This doesn’t make much sense (current also isn’t the same as voltage); a well-designed power supply isn’t going to be throwing out random voltage spikes, whether it is starting up or otherwise (I make my own circuits, including switchmode power supplies, so I have plenty of experience in this area; some cheap designs can have a voltage overshoot on power-up but this also implies that the power supply isn’t very stable).

Has it always been like this? If not, then there may be a problem developing; this is a common symptom when cheap defective capacitors start to fail (worsens until it no longer turns on). Although I have seen others talk about the same problem being present from the start (but why would a LCD TV take as long as a CRT TV to come up? LCDs can start operating immediately).

They start instantly, but don’t necessary display instantly. As I said, many do some channel diagnostics when they start. For example, mine will detect new digital subchannels on startup without going to the menu and doing it manually.
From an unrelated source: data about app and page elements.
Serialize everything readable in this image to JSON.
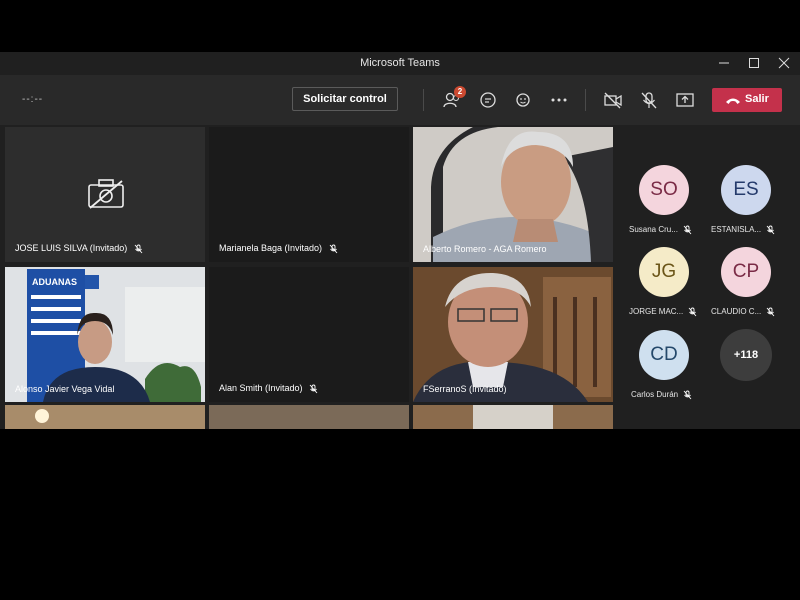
{
  "window": {
    "title": "Microsoft Teams"
  },
  "toolbar": {
    "timer": "--:--",
    "request_control_label": "Solicitar control",
    "participants_badge": "2",
    "leave_label": "Salir"
  },
  "tiles": [
    {
      "name": "JOSE LUIS SILVA (Invitado)"
    },
    {
      "name": "Marianela Baga (Invitado)"
    },
    {
      "name": "Alberto Romero - AGA Romero"
    },
    {
      "name": "Alonso Javier Vega Vidal"
    },
    {
      "name": "Alan Smith (Invitado)"
    },
    {
      "name": "FSerranoS (Invitado)"
    }
  ],
  "video_banner_text": "ADUANAS",
  "roster": [
    {
      "initials": "SO",
      "name": "Susana Cru...",
      "bg": "#f4d5dd",
      "fg": "#7a2b46"
    },
    {
      "initials": "ES",
      "name": "ESTANISLA...",
      "bg": "#cdd8ee",
      "fg": "#243a6b"
    },
    {
      "initials": "JG",
      "name": "JORGE MAC...",
      "bg": "#f5ebc8",
      "fg": "#6b5518"
    },
    {
      "initials": "CP",
      "name": "CLAUDIO C...",
      "bg": "#f4d5dd",
      "fg": "#7a2b46"
    },
    {
      "initials": "CD",
      "name": "Carlos Durán",
      "bg": "#cfe0ef",
      "fg": "#25496b"
    }
  ],
  "more_participants": "+118",
  "colors": {
    "leave": "#c4314b",
    "active_border": "#7f85d5",
    "badge": "#cc4a31"
  }
}
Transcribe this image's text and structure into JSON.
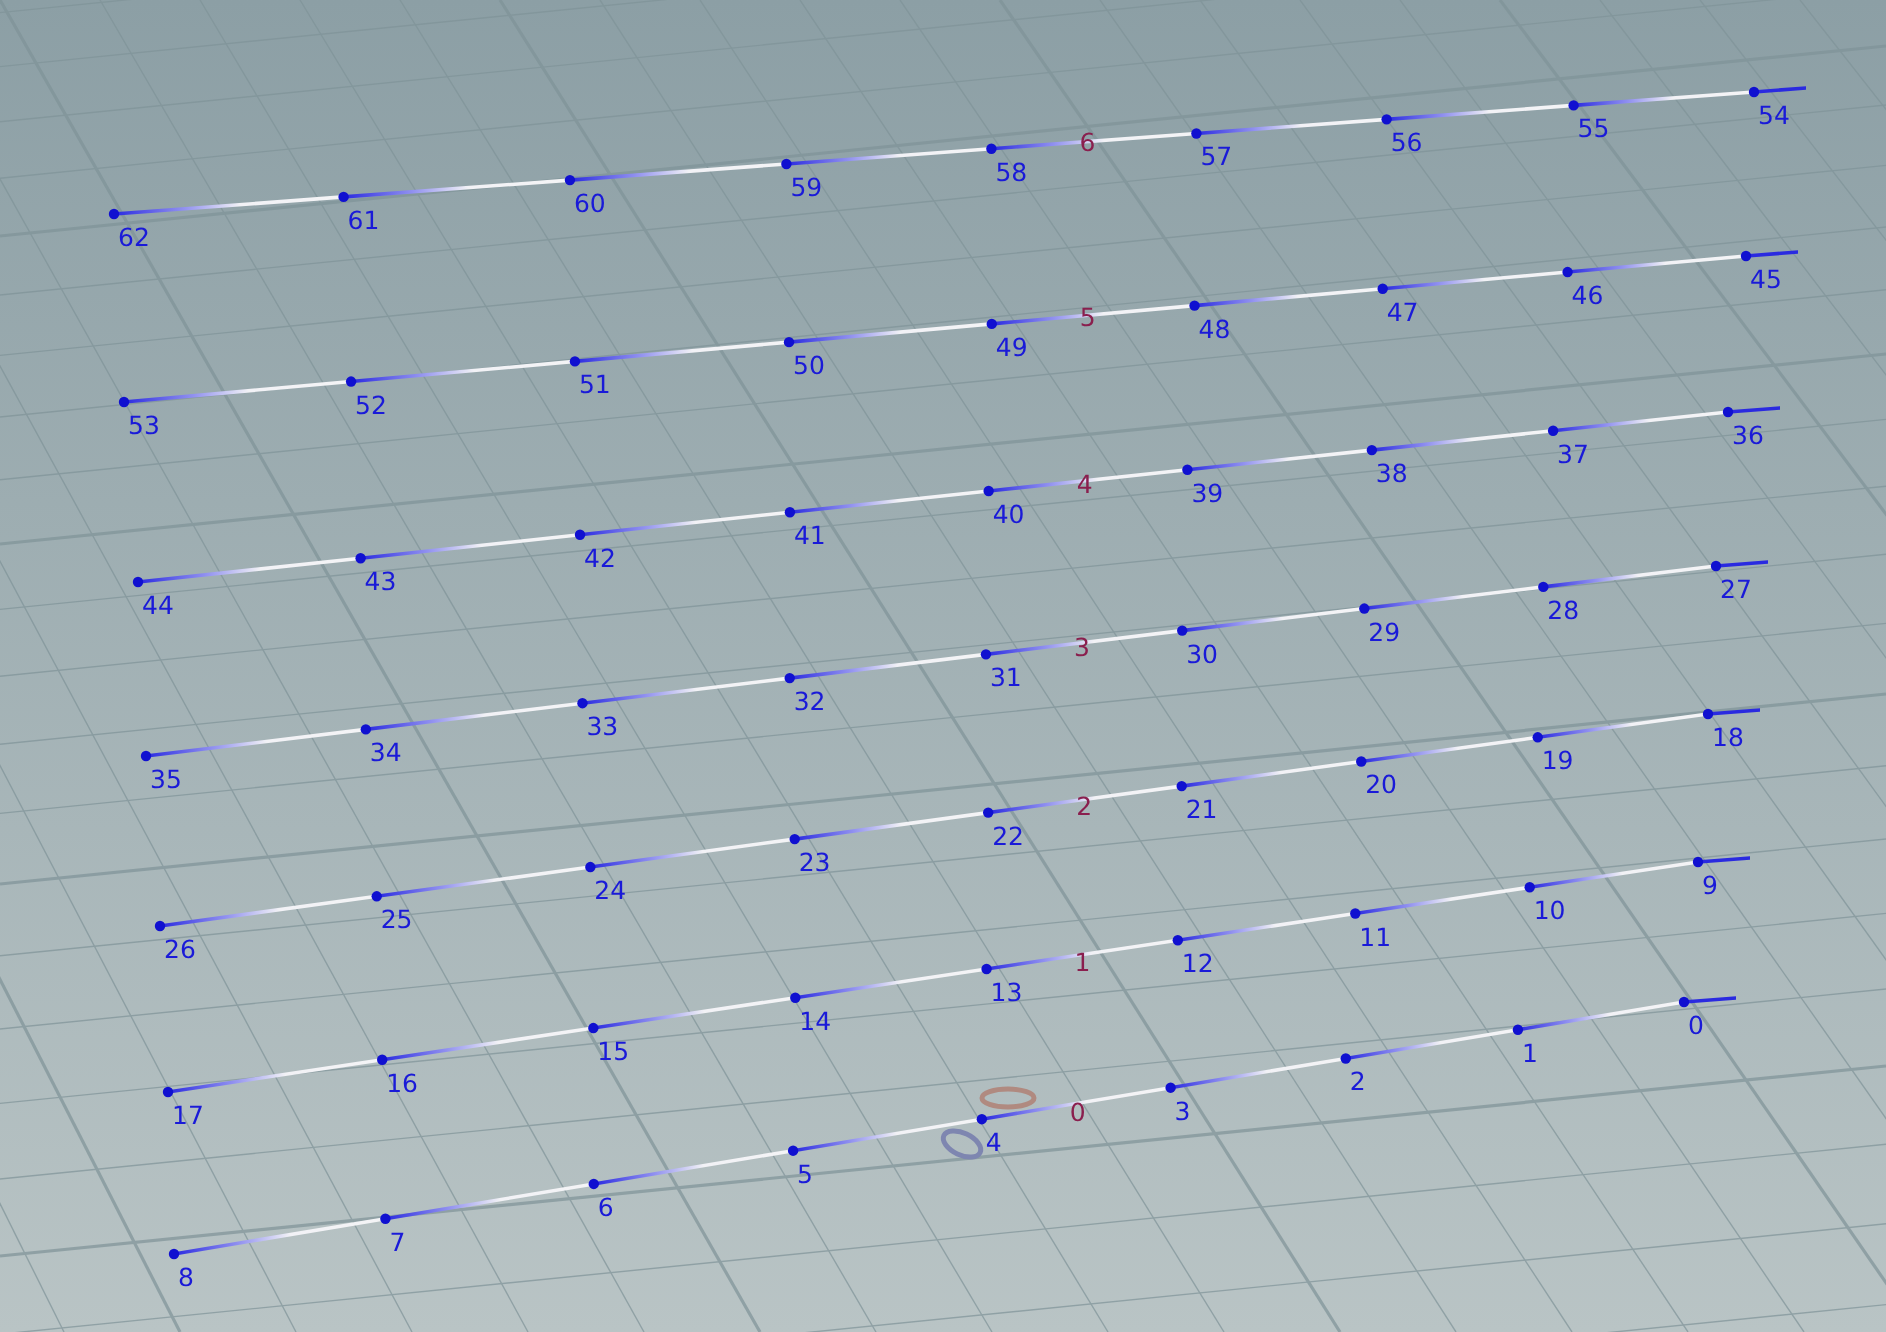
{
  "viewport": {
    "primitives": [
      {
        "label": "6",
        "points": [
          "62",
          "61",
          "60",
          "59",
          "58",
          "57",
          "56",
          "55",
          "54"
        ]
      },
      {
        "label": "5",
        "points": [
          "53",
          "52",
          "51",
          "50",
          "49",
          "48",
          "47",
          "46",
          "45"
        ]
      },
      {
        "label": "4",
        "points": [
          "44",
          "43",
          "42",
          "41",
          "40",
          "39",
          "38",
          "37",
          "36"
        ]
      },
      {
        "label": "3",
        "points": [
          "35",
          "34",
          "33",
          "32",
          "31",
          "30",
          "29",
          "28",
          "27"
        ]
      },
      {
        "label": "2",
        "points": [
          "26",
          "25",
          "24",
          "23",
          "22",
          "21",
          "20",
          "19",
          "18"
        ]
      },
      {
        "label": "1",
        "points": [
          "17",
          "16",
          "15",
          "14",
          "13",
          "12",
          "11",
          "10",
          "9"
        ]
      },
      {
        "label": "0",
        "points": [
          "8",
          "7",
          "6",
          "5",
          "4",
          "3",
          "2",
          "1",
          "0"
        ]
      }
    ]
  }
}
I was going to make a similar suggestion. Sounds like a possible capacitor problem. Happens in flat screen monitors for computers too.

I’m no techie, but to interject some information on my particular LCD screen - mine goes into standby and turns the display/backlight/sound off after 5 minutes of no signal. I wouldn’t think that was a bad thing to do if the manufacturer made it to do that. I generally turn it off (it’s 5 years old), but if I forget for some reason, it basically shuts down in short order anyway. In standby, the mfr logo stays lit, so I know whether I actually powered it off or not. The only long-term wear effect I’ve noticed after 5 years of use for hours a day is that it is, indeed, prone to burn-in a little easier than it used to be (it’s a 37-inch in the living room, with a desktop hooked up to it as well as DVD and TV). Ive noticed burn-in along the top where the web browser design stays stagnant for hours at a time. It goes away after a couple of movies or leaving it on a white screen for a bit.
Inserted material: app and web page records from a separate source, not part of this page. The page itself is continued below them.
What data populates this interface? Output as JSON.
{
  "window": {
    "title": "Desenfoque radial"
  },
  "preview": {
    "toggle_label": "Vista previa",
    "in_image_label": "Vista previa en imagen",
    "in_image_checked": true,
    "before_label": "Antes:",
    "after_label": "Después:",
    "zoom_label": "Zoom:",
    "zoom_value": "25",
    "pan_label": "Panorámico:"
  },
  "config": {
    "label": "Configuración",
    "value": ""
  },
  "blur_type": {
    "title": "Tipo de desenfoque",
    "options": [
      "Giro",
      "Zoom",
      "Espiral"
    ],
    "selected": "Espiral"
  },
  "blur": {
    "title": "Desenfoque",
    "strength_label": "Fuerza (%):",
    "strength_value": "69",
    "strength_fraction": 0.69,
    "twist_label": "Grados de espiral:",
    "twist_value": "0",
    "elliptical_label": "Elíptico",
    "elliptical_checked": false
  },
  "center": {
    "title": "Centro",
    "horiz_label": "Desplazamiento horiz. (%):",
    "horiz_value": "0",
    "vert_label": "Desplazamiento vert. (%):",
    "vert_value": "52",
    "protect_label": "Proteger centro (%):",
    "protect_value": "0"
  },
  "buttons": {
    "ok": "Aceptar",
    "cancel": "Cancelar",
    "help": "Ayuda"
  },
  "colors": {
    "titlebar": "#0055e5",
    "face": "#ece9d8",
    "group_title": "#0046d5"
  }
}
Is it a normal LCD? I believe the CCFL inside those take a while to warm up, unlike LEDs.

It’s an LCD. Not sure what specific type. And to address the other questions, it’s done this since day 1, and it doesn’t seem to be taking any longer than it first did. I’m guessing maybe a combination of warming up as AaronX speculates, and searching channels, etc as srzzs suggested?
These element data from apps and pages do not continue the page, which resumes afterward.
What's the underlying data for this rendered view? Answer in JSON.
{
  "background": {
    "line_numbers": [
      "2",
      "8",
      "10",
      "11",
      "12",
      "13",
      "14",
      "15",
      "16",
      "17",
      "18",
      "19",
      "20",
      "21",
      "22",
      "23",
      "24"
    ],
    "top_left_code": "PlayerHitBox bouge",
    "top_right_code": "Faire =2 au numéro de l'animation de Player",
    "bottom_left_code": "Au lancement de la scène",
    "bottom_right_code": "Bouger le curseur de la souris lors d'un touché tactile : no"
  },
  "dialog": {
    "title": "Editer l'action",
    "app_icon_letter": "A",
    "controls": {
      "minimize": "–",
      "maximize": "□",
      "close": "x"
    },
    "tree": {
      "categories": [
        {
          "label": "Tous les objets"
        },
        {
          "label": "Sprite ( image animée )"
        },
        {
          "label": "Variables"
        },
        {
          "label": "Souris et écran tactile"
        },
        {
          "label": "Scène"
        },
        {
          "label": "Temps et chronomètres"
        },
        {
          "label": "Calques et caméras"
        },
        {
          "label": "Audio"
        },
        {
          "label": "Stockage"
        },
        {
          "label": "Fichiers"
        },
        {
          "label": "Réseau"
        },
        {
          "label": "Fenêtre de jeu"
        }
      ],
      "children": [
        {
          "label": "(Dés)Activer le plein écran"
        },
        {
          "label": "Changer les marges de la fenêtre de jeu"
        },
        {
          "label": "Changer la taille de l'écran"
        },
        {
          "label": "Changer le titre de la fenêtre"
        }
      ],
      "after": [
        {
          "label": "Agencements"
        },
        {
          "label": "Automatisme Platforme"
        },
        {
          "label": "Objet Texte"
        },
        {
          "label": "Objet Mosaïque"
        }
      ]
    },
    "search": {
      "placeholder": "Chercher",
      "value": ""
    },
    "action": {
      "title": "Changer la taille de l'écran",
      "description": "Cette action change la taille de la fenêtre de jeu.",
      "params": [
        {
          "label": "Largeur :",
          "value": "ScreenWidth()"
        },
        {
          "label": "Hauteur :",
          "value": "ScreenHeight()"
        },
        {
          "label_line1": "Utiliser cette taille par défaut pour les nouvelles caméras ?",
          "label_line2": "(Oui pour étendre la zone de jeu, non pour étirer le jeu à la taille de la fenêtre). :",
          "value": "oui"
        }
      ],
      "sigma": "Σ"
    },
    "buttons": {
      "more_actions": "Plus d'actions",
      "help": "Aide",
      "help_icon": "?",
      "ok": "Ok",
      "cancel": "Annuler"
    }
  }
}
If it’s always been doing that, then it’s normal. My Panasonic TV takes more than 10 seconds to start up too.

CCFLs do have some turn-on delay, but they come on right away and take a minute or two to reach full brightness, sort of like CFLs but faster (for those confused about acronyms, CCFL stands for cold cathode fluorescent light, which is directly driven by high voltage instead of using heated cathodes and lower voltage; in theory, they can come on instantly but they need to be warm for maximum efficiency). One way to tell if the TV is waiting for the backlight to warm up is to see if the screen comes on (the backlight glow will be visible) but remains black until it completely comes on.

In any case, it seems to be a TV-specific issue; LCD computer monitors are pretty much the same as TVs as far as the display is concerned (they may even use the same panels) and the ones I have seen come on in a second or two. Not all TVs have this problem either; I wonder if you can disable auto channel detection if that is the reason.